-- Records contained in a dataset --
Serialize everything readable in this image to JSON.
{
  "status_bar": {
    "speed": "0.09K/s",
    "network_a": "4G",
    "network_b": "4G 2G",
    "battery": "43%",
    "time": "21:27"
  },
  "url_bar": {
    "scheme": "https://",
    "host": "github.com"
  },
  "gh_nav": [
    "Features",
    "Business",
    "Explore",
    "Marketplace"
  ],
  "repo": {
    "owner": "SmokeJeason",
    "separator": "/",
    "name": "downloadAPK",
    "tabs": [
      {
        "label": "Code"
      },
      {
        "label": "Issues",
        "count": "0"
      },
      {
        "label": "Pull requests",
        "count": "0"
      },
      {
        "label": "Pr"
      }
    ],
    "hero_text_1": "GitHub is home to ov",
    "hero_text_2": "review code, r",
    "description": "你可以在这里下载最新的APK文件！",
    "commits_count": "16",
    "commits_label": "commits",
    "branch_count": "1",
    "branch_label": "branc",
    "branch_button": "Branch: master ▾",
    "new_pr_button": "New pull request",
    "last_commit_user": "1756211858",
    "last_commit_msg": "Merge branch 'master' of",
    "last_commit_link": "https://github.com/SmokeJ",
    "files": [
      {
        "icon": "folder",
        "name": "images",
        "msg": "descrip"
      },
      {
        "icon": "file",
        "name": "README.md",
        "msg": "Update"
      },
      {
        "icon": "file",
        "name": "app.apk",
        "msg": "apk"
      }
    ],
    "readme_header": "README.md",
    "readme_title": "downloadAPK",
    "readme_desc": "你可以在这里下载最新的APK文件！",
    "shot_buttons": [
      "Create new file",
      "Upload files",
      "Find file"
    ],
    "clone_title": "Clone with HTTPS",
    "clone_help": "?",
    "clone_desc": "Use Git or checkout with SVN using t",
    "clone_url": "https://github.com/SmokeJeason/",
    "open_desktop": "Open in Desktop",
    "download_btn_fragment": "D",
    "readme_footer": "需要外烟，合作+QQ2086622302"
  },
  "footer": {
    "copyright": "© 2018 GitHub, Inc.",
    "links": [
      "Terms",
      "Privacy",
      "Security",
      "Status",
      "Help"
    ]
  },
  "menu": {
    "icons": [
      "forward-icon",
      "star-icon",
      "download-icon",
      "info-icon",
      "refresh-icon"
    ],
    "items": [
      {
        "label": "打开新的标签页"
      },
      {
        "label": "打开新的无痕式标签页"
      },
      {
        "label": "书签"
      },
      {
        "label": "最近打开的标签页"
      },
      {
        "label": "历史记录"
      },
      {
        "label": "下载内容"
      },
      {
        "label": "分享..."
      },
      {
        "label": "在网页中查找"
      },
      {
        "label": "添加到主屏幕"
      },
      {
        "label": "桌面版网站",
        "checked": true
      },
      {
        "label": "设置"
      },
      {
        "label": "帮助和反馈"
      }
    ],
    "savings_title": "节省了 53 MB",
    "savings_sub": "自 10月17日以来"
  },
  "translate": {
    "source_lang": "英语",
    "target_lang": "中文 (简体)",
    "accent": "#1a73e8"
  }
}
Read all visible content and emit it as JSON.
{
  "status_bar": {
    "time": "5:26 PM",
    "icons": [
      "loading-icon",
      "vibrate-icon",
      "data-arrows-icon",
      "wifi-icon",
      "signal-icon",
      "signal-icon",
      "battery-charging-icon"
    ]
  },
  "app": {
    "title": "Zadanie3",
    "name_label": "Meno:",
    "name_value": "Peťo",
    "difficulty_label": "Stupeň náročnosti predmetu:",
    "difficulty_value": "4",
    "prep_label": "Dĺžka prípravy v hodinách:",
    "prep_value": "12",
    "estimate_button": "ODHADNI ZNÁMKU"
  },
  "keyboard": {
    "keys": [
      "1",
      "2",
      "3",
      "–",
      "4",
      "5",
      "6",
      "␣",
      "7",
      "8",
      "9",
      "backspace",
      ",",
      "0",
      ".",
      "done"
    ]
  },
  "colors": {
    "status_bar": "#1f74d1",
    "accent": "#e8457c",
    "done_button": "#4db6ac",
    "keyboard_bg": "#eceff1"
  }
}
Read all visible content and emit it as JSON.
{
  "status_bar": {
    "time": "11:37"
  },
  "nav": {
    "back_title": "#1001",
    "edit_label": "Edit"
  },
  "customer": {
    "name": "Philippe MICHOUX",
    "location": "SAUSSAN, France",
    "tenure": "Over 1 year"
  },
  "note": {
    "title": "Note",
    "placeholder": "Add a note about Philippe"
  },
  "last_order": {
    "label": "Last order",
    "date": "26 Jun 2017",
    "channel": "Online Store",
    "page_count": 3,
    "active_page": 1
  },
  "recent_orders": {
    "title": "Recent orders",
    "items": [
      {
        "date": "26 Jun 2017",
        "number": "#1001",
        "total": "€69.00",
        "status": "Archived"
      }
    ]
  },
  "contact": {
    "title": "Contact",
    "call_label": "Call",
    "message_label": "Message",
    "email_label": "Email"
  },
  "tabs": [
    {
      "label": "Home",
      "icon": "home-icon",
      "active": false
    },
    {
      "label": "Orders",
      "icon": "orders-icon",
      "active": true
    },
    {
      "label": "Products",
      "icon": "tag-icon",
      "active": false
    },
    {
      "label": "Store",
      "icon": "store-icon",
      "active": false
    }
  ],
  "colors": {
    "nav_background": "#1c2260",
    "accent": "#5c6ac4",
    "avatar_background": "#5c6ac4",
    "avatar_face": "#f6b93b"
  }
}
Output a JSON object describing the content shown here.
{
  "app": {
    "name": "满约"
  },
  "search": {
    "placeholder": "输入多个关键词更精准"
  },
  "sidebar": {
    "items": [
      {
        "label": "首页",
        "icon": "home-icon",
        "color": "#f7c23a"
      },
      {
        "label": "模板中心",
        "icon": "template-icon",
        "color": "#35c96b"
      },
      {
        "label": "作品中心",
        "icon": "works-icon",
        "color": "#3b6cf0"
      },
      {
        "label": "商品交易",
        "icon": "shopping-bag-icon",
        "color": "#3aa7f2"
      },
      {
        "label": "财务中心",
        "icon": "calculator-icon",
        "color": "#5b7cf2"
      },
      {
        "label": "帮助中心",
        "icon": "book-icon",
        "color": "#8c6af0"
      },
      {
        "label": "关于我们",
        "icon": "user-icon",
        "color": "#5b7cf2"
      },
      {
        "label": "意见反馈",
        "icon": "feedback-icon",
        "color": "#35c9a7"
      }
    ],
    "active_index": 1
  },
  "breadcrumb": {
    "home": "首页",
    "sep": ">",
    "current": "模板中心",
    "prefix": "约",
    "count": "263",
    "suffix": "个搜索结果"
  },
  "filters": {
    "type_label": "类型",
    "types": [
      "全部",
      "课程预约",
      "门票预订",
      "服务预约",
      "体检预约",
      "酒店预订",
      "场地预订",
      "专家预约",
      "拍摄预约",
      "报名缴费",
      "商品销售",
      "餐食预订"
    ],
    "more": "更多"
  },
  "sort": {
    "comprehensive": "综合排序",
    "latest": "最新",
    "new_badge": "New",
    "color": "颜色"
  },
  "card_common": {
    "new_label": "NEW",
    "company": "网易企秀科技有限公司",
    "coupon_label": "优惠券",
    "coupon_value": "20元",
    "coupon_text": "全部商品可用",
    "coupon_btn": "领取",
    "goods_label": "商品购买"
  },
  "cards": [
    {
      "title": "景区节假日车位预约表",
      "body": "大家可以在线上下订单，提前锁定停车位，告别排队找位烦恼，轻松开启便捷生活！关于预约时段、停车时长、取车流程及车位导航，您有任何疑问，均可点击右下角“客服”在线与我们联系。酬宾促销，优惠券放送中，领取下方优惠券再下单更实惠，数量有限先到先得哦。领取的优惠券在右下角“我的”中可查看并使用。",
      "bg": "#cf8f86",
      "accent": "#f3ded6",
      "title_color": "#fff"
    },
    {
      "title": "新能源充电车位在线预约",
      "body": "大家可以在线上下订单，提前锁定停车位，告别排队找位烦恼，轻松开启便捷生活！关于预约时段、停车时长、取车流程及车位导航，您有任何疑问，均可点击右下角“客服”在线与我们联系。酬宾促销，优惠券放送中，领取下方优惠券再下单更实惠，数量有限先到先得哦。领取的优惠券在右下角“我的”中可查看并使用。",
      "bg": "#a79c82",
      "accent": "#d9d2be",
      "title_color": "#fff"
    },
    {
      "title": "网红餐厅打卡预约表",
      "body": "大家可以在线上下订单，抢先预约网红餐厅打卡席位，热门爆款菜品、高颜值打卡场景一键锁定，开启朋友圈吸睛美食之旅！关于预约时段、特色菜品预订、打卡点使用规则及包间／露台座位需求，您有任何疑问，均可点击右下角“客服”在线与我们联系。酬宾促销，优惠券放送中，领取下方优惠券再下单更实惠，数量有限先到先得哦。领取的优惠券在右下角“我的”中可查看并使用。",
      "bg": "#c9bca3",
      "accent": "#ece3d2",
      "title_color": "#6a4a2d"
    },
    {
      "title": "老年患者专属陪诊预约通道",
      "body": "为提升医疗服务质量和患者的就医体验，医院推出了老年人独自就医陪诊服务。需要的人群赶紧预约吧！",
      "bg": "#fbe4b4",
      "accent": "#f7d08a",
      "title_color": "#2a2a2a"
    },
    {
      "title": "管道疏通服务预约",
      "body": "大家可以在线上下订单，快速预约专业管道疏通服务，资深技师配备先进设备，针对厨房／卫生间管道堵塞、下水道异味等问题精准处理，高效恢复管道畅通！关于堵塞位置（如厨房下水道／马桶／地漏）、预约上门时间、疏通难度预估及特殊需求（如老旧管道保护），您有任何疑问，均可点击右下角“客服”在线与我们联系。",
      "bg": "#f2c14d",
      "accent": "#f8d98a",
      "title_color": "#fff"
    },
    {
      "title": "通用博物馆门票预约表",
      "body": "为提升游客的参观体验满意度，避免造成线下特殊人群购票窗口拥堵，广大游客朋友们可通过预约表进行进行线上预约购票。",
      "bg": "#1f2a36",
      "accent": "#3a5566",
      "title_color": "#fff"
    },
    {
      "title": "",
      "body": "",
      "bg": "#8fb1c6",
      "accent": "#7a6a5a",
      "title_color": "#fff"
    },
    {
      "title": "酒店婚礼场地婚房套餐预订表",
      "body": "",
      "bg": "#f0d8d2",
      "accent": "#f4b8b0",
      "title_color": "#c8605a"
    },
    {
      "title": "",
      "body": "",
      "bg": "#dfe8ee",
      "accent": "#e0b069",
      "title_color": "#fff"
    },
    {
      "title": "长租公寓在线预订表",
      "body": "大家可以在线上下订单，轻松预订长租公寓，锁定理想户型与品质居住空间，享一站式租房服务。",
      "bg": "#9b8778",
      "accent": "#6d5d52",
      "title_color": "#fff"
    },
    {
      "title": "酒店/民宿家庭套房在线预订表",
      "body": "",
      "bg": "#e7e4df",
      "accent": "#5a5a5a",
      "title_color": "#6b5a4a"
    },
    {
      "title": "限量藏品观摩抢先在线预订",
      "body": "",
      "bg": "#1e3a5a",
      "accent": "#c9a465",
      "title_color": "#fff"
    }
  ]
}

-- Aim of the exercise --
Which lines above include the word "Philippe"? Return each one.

-- Response to this task --
    "name": "Philippe MICHOUX",
    "placeholder": "Add a note about Philippe"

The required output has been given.